[Data about app and page elements]
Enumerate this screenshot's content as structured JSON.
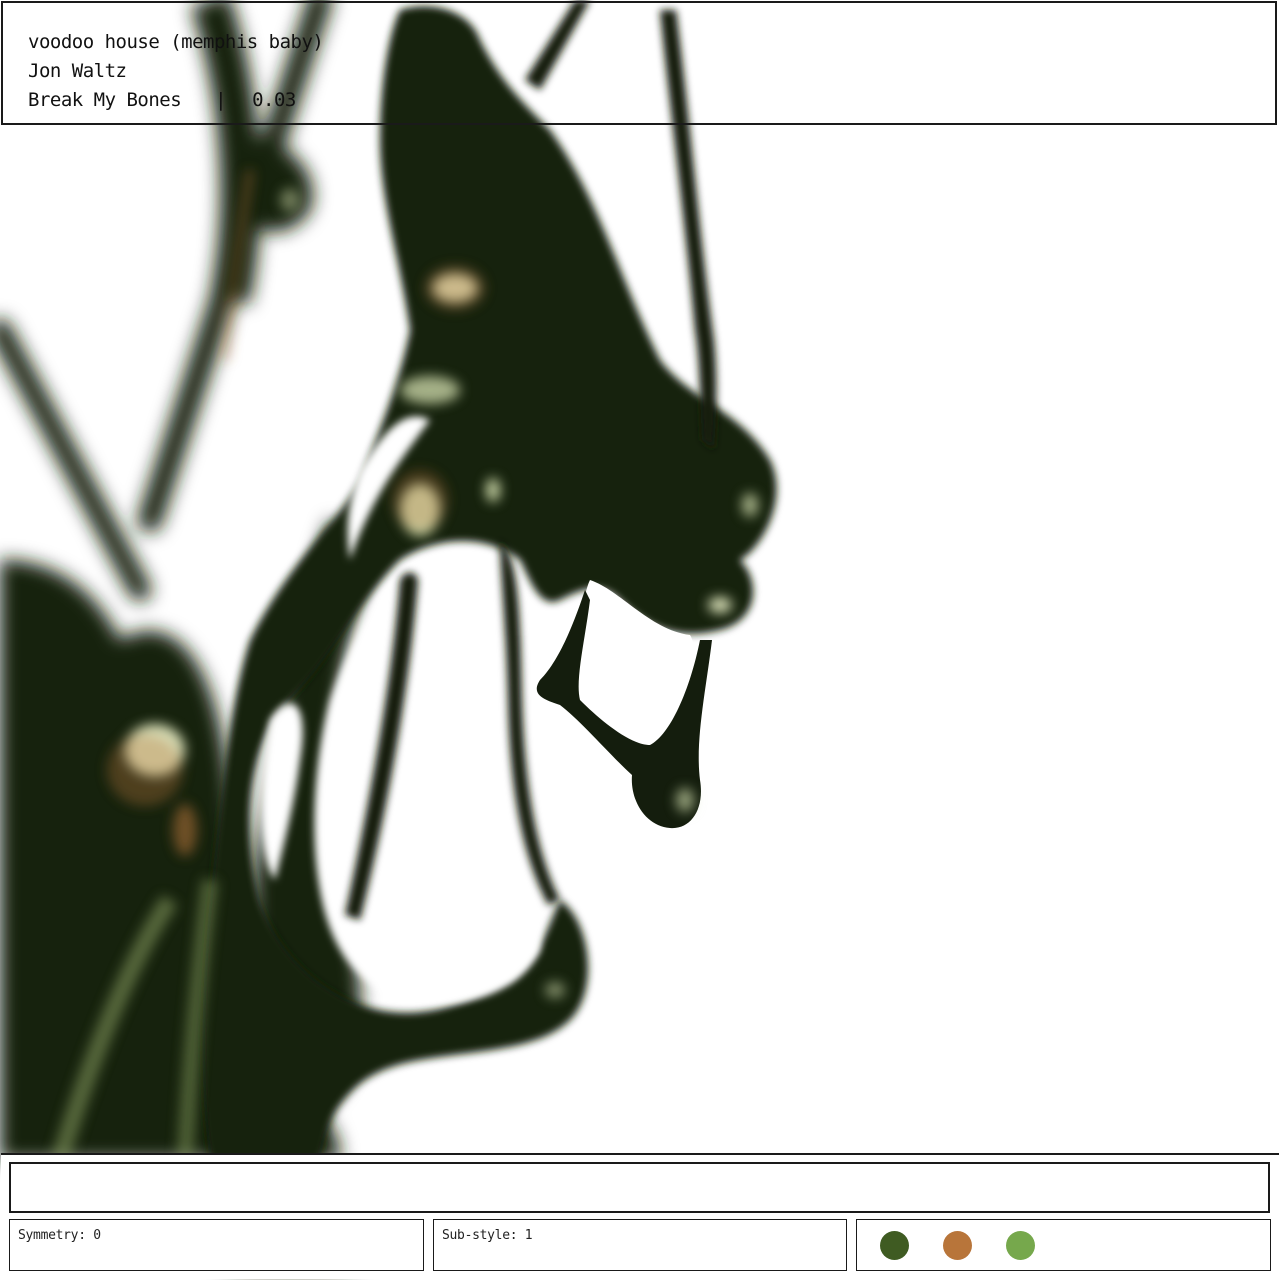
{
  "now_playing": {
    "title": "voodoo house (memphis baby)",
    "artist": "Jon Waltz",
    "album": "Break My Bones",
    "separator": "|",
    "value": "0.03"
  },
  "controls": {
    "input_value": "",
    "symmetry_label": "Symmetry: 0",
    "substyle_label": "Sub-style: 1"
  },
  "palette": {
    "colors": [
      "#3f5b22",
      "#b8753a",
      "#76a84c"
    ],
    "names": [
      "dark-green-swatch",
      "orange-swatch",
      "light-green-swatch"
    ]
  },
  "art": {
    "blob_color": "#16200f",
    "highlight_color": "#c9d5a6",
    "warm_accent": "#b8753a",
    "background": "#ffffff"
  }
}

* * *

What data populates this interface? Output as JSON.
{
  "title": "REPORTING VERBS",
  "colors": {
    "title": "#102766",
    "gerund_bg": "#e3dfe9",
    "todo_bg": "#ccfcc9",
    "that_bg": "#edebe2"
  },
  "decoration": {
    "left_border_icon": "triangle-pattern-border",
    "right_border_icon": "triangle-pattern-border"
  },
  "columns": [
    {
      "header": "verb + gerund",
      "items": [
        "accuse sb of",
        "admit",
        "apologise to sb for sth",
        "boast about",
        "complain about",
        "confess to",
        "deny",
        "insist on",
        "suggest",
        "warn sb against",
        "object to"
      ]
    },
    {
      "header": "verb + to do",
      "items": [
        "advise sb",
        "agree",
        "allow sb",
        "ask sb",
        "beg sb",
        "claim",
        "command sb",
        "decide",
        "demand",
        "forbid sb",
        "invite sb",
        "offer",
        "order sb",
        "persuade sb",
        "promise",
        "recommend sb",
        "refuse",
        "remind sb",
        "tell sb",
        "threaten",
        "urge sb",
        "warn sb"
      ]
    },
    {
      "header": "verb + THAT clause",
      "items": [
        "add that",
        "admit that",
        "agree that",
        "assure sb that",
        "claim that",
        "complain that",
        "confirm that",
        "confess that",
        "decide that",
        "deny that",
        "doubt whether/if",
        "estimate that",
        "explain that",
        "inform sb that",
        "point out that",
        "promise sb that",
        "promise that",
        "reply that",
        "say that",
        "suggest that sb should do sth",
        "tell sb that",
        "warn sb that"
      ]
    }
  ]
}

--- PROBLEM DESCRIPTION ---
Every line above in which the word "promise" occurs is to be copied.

--- EXERCISE RESPONSE ---
        "promise",
        "promise sb that",
        "promise that",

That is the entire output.